If you want to set up a split DNS corporate VPN on a Linux system that is itself included in an advanced local network environment with its own DNS server, you may encounter an unpleasant issue: once the VPN connection is established, you can no longer resolve local systems/services because the VPN overwrites the local nameserver with the company VPN nameserver.
A simple solution would be to add the local systems to
/etc/hosts, but what if
there are many, or if they change frequently?
A better solution to this problem is presented here: on the system, that needs
to access the corporate VPN (vpn system), we use
dnsmasq as a resolver on
localhost, and instruct
dnsmasq to resolve VPN destinations only with the
VPN nameserver.

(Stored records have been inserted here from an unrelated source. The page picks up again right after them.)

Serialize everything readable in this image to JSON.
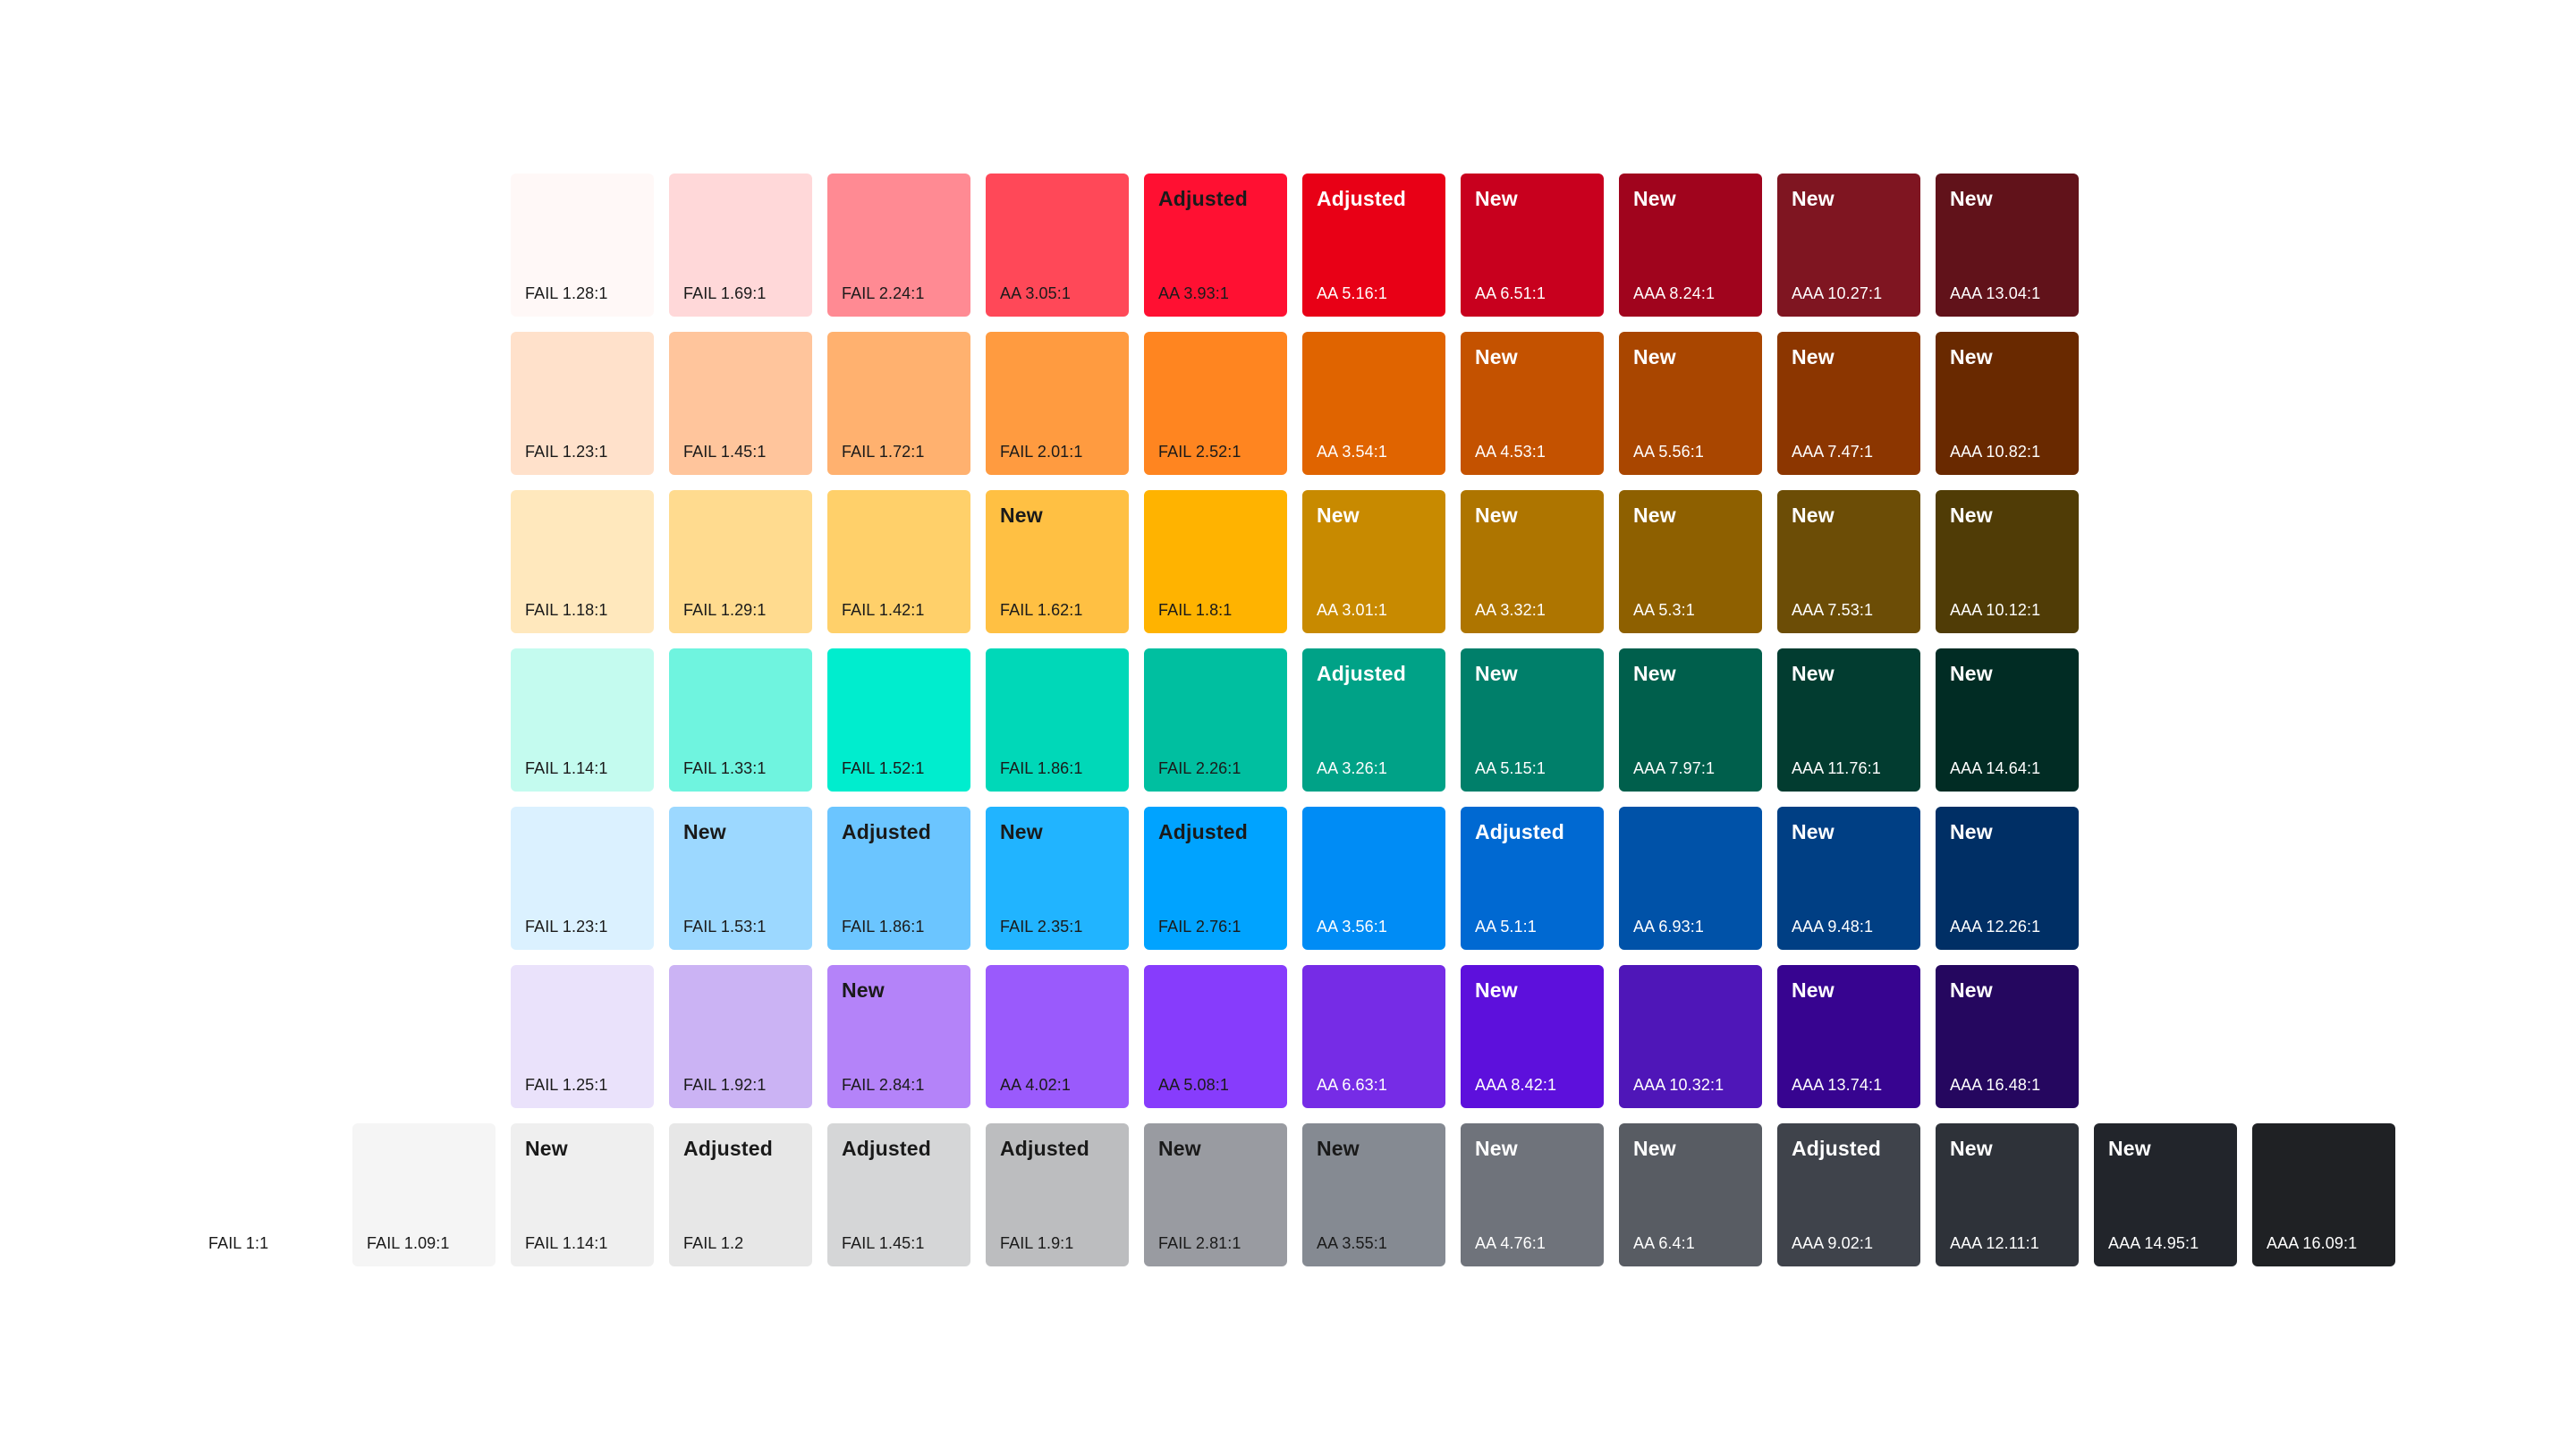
{
  "palette": {
    "rows": [
      {
        "name": "red",
        "swatches": [
          {
            "color": "#FFF8F7",
            "tag": "",
            "contrast": "FAIL 1.28:1",
            "dark": false
          },
          {
            "color": "#FFD8D9",
            "tag": "",
            "contrast": "FAIL 1.69:1",
            "dark": false
          },
          {
            "color": "#FF8A93",
            "tag": "",
            "contrast": "FAIL 2.24:1",
            "dark": false
          },
          {
            "color": "#FF4858",
            "tag": "",
            "contrast": "AA 3.05:1",
            "dark": false
          },
          {
            "color": "#FF1032",
            "tag": "Adjusted",
            "contrast": "AA 3.93:1",
            "dark": false
          },
          {
            "color": "#E80016",
            "tag": "Adjusted",
            "contrast": "AA 5.16:1",
            "dark": true
          },
          {
            "color": "#C8001E",
            "tag": "New",
            "contrast": "AA 6.51:1",
            "dark": true
          },
          {
            "color": "#A0041D",
            "tag": "New",
            "contrast": "AAA 8.24:1",
            "dark": true
          },
          {
            "color": "#7F1521",
            "tag": "New",
            "contrast": "AAA 10.27:1",
            "dark": true
          },
          {
            "color": "#61121A",
            "tag": "New",
            "contrast": "AAA 13.04:1",
            "dark": true
          }
        ]
      },
      {
        "name": "orange",
        "swatches": [
          {
            "color": "#FFE1CB",
            "tag": "",
            "contrast": "FAIL 1.23:1",
            "dark": false
          },
          {
            "color": "#FFC59C",
            "tag": "",
            "contrast": "FAIL 1.45:1",
            "dark": false
          },
          {
            "color": "#FFB16F",
            "tag": "",
            "contrast": "FAIL 1.72:1",
            "dark": false
          },
          {
            "color": "#FF9B40",
            "tag": "",
            "contrast": "FAIL 2.01:1",
            "dark": false
          },
          {
            "color": "#FF8520",
            "tag": "",
            "contrast": "FAIL 2.52:1",
            "dark": false
          },
          {
            "color": "#E06400",
            "tag": "",
            "contrast": "AA 3.54:1",
            "dark": true
          },
          {
            "color": "#C45200",
            "tag": "New",
            "contrast": "AA 4.53:1",
            "dark": true
          },
          {
            "color": "#A94600",
            "tag": "New",
            "contrast": "AA 5.56:1",
            "dark": true
          },
          {
            "color": "#8C3600",
            "tag": "New",
            "contrast": "AAA 7.47:1",
            "dark": true
          },
          {
            "color": "#692900",
            "tag": "New",
            "contrast": "AAA 10.82:1",
            "dark": true
          }
        ]
      },
      {
        "name": "yellow",
        "swatches": [
          {
            "color": "#FFE8BD",
            "tag": "",
            "contrast": "FAIL 1.18:1",
            "dark": false
          },
          {
            "color": "#FFDB8F",
            "tag": "",
            "contrast": "FAIL 1.29:1",
            "dark": false
          },
          {
            "color": "#FFD06A",
            "tag": "",
            "contrast": "FAIL 1.42:1",
            "dark": false
          },
          {
            "color": "#FFC043",
            "tag": "New",
            "contrast": "FAIL 1.62:1",
            "dark": false
          },
          {
            "color": "#FFB300",
            "tag": "",
            "contrast": "FAIL 1.8:1",
            "dark": false
          },
          {
            "color": "#C88A00",
            "tag": "New",
            "contrast": "AA 3.01:1",
            "dark": true
          },
          {
            "color": "#AE7500",
            "tag": "New",
            "contrast": "AA 3.32:1",
            "dark": true
          },
          {
            "color": "#8E6000",
            "tag": "New",
            "contrast": "AA 5.3:1",
            "dark": true
          },
          {
            "color": "#6C4D06",
            "tag": "New",
            "contrast": "AAA 7.53:1",
            "dark": true
          },
          {
            "color": "#503C06",
            "tag": "New",
            "contrast": "AAA 10.12:1",
            "dark": true
          }
        ]
      },
      {
        "name": "teal",
        "swatches": [
          {
            "color": "#C4FBEF",
            "tag": "",
            "contrast": "FAIL 1.14:1",
            "dark": false
          },
          {
            "color": "#6FF4DF",
            "tag": "",
            "contrast": "FAIL 1.33:1",
            "dark": false
          },
          {
            "color": "#00EDCE",
            "tag": "",
            "contrast": "FAIL 1.52:1",
            "dark": false
          },
          {
            "color": "#00D8B8",
            "tag": "",
            "contrast": "FAIL 1.86:1",
            "dark": false
          },
          {
            "color": "#00BFA0",
            "tag": "",
            "contrast": "FAIL 2.26:1",
            "dark": false
          },
          {
            "color": "#00A287",
            "tag": "Adjusted",
            "contrast": "AA 3.26:1",
            "dark": true
          },
          {
            "color": "#007F6A",
            "tag": "New",
            "contrast": "AA 5.15:1",
            "dark": true
          },
          {
            "color": "#005F4C",
            "tag": "New",
            "contrast": "AAA 7.97:1",
            "dark": true
          },
          {
            "color": "#023C30",
            "tag": "New",
            "contrast": "AAA 11.76:1",
            "dark": true
          },
          {
            "color": "#012C24",
            "tag": "New",
            "contrast": "AAA 14.64:1",
            "dark": true
          }
        ]
      },
      {
        "name": "blue",
        "swatches": [
          {
            "color": "#DBF1FF",
            "tag": "",
            "contrast": "FAIL 1.23:1",
            "dark": false
          },
          {
            "color": "#9CD8FF",
            "tag": "New",
            "contrast": "FAIL 1.53:1",
            "dark": false
          },
          {
            "color": "#6BC5FF",
            "tag": "Adjusted",
            "contrast": "FAIL 1.86:1",
            "dark": false
          },
          {
            "color": "#21B4FF",
            "tag": "New",
            "contrast": "FAIL 2.35:1",
            "dark": false
          },
          {
            "color": "#00A3FF",
            "tag": "Adjusted",
            "contrast": "FAIL 2.76:1",
            "dark": false
          },
          {
            "color": "#008CF5",
            "tag": "",
            "contrast": "AA 3.56:1",
            "dark": true
          },
          {
            "color": "#0069D2",
            "tag": "Adjusted",
            "contrast": "AA 5.1:1",
            "dark": true
          },
          {
            "color": "#0052A8",
            "tag": "",
            "contrast": "AA 6.93:1",
            "dark": true
          },
          {
            "color": "#003F84",
            "tag": "New",
            "contrast": "AAA 9.48:1",
            "dark": true
          },
          {
            "color": "#002F65",
            "tag": "New",
            "contrast": "AAA 12.26:1",
            "dark": true
          }
        ]
      },
      {
        "name": "purple",
        "swatches": [
          {
            "color": "#EAE2FB",
            "tag": "",
            "contrast": "FAIL 1.25:1",
            "dark": false
          },
          {
            "color": "#CBB3F4",
            "tag": "",
            "contrast": "FAIL 1.92:1",
            "dark": false
          },
          {
            "color": "#B483F9",
            "tag": "New",
            "contrast": "FAIL 2.84:1",
            "dark": false
          },
          {
            "color": "#9A5AFC",
            "tag": "",
            "contrast": "AA 4.02:1",
            "dark": false
          },
          {
            "color": "#873CFC",
            "tag": "",
            "contrast": "AA 5.08:1",
            "dark": false
          },
          {
            "color": "#762CE6",
            "tag": "",
            "contrast": "AA 6.63:1",
            "dark": true
          },
          {
            "color": "#5D10DC",
            "tag": "New",
            "contrast": "AAA 8.42:1",
            "dark": true
          },
          {
            "color": "#4F16B8",
            "tag": "",
            "contrast": "AAA 10.32:1",
            "dark": true
          },
          {
            "color": "#370490",
            "tag": "New",
            "contrast": "AAA 13.74:1",
            "dark": true
          },
          {
            "color": "#25075F",
            "tag": "New",
            "contrast": "AAA 16.48:1",
            "dark": true
          }
        ]
      },
      {
        "name": "gray",
        "swatches": [
          {
            "color": "#FFFFFF",
            "tag": "",
            "contrast": "FAIL 1:1",
            "dark": false
          },
          {
            "color": "#F5F5F5",
            "tag": "",
            "contrast": "FAIL 1.09:1",
            "dark": false
          },
          {
            "color": "#EFEFEF",
            "tag": "New",
            "contrast": "FAIL 1.14:1",
            "dark": false
          },
          {
            "color": "#E7E7E7",
            "tag": "Adjusted",
            "contrast": "FAIL 1.2",
            "dark": false
          },
          {
            "color": "#D5D6D7",
            "tag": "Adjusted",
            "contrast": "FAIL 1.45:1",
            "dark": false
          },
          {
            "color": "#BCBDBF",
            "tag": "Adjusted",
            "contrast": "FAIL 1.9:1",
            "dark": false
          },
          {
            "color": "#999BA1",
            "tag": "New",
            "contrast": "FAIL 2.81:1",
            "dark": false
          },
          {
            "color": "#858A92",
            "tag": "New",
            "contrast": "AA 3.55:1",
            "dark": false
          },
          {
            "color": "#6F737B",
            "tag": "New",
            "contrast": "AA 4.76:1",
            "dark": true
          },
          {
            "color": "#585C63",
            "tag": "New",
            "contrast": "AA 6.4:1",
            "dark": true
          },
          {
            "color": "#3F434B",
            "tag": "Adjusted",
            "contrast": "AAA 9.02:1",
            "dark": true
          },
          {
            "color": "#2E3239",
            "tag": "New",
            "contrast": "AAA 12.11:1",
            "dark": true
          },
          {
            "color": "#22252B",
            "tag": "New",
            "contrast": "AAA 14.95:1",
            "dark": true
          },
          {
            "color": "#1F2124",
            "tag": "",
            "contrast": "AAA 16.09:1",
            "dark": true
          }
        ]
      }
    ]
  }
}
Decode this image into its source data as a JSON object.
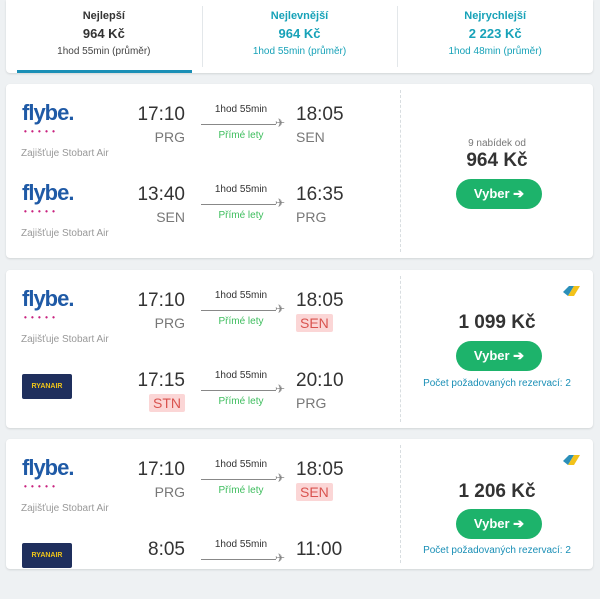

This should work even if your corporate DNS uses public domains
with private subdomains.
dnsmasq on the vpn system in such a way that nameserver changes on VPN
start (e.g. triggered by the NetworkManager) do not end up in /etc/resolv.conf
but in another file (e.g.
/run/dnsmasq-resolvers.conf). We do not supply this
file directly to
dnsmasq, but adjust a
dnsmasq config file dynamically
On a SUSE system, the network setup is done with
netconfig. For our specific
needs, please check/adjust
NETCONFIG_DNS_POLICY="auto" NETCONFIG_DNS_FORWARDER="dnsmasq" NETCONFIG_DNS_FORWARDER_FALLBACK="no" NETCONFIG_DNS_STATIC_SEARCHLIST="" NETCONFIG_DNS_STATIC_SERVERS=""
Create a config file with the name
# force primary interface interface=lo bind-interfaces domain-needed # disable dhcp no-dhcp-interface= # VPN DNS server #server=/vpndomain.tld/othervpn.tld/22.214.171.124 # VPN DNS revres # local DNS server server=126.96.36.199
In this file, the section between the VPN DNS comments is adjusted dynamically. The VPN domain names and the local server need to be set up correctly. Before the VPN is started, it's a good idea to keep the VPN DNS server disabled.
The paths of
as well as the
dnsmasq restart command can be changed via the environment.
vpndnshelper --help for further configurability.
After installation checks
After a restart of the vpn system,
/etc/resolv.conf should not contain any
nameserver entries. That forces the resolver to resolve via
localhost, which is
/run/dnsmasq-forwarders.conf should only contain the local
nameserver, which must be manually assigned to the local DNS server in
When the VPN tunnel is established, netconfig will add the VPN nameserver with
higher priority to
/run/dnsmasq-forwarders.conf. We monitor any changes to this
/etc/dnsmasq.d/vpndnshelper.conf and restart
When the VPN is started, we will rewrite VPN DNS
server= lines. If multiple VPN
nameserver are supplied, the first
server= line is used as a template for all
entries, and the comments are removed.
When the VPN is shut down, the
server= entries are simply commented out again.
Issues and Caveats
We monitor filesystem changes to
During development, we noticed a race between
IN_CLOSE_WRITE and file mtime
Another option to get noticed from VPN state changes is
dbus, but this would
make us depending harder on
NetworkManager and comes with its own can of worms.
For now, we rely on being started with a teared down VPN tunnel in order to
collect the local nameserver. If you need to restart
operation, tear down the VPN tunnel first.
vpndnshelper will reset the VPN
DNS server on restart, but will not be able to catch up with current state with
an open VPN tunnel.
Download the file for your platform. If you're not sure which to choose, learn more about installing packages.